M. Kuschnerus*, R. Lindenbergh, Q. Lodder, E. Brand, S. Vos

*Corresponding author for this work

Research output: Contribution to journalConference articleScientificpeer-review

1 Citation (Scopus)
15 Downloads (Pure)

Abstract

Coastal areas world wide are highly dynamic areas, subject to continuous deformation processes. Both natural and anthropogenic processes constantly cause changes at various spatial scales. Sandy beaches in the Netherlands fall under a regulation, according to which moving sand is permitted, if the volume change remains below a certain threshold. The threshold holds for volume changes within a cross section of 1 m width of the beach. The enforcement of this rule is currently labor intensive, because monitoring generally happens only on a yearly basis, or incidental and non-quantitative. Improved observation capabilities with remote sensing are advancing the supporting technology for this kind of regulations. Permanent laser scanning is a potential tool for monitoring and quantifying volume changes of a section of the beach. We develop and implement methodology to extract time series of volume change with respect to a reference date of 01-01-2020 covering January 2020 until the end of April 2020. The method is applied on point cloud data from a permanent laser scanner on the coast of Noordwijk, The Netherlands. We analyse the time series for incidents, where the threshold in volume change is passed, and find all shortest intervals during which the threshold is passed. Then we analyse potential underlying cause in order to support not only enforcement, but also evaluation of the current regulation. This will ultimately help to work towards a better understanding of the influence of small scale human activities on coastal development.

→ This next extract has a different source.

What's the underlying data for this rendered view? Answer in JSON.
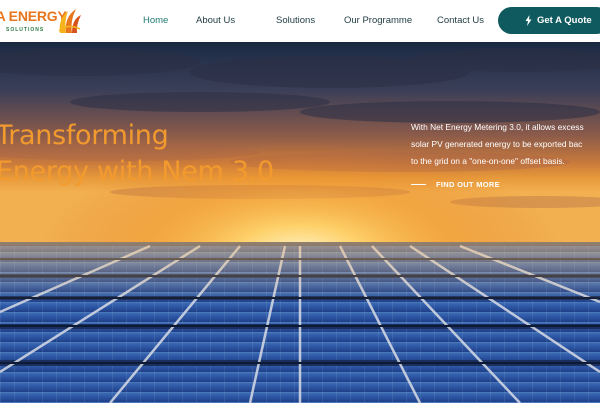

Original languageEnglish
Pages (from-to)1055-1061
Number of pages7
JournalInternational Archives of the Photogrammetry, Remote Sensing and Spatial Information Sciences - ISPRS Archives
Volume43
Issue numberB2-2022
DOIs
Publication statusPublished - 2022
Event2022 24th ISPRS Congress on Imaging Today, Foreseeing Tomorrow, Commission II - Nice, France
Duration: 6 Jun 202211 Jun 2022

Keywords

  • Change Detection
  • Coastal Remote Sensing
  • Permanent Laser Scanning
  • Time Series
  • Volume Change

Fingerprint

Dive into the research topics of 'Detecting anthropogenic volume changes in cross sections of a sandy beach with permanent laser scanning'. Together they form a unique fingerprint.

Cite this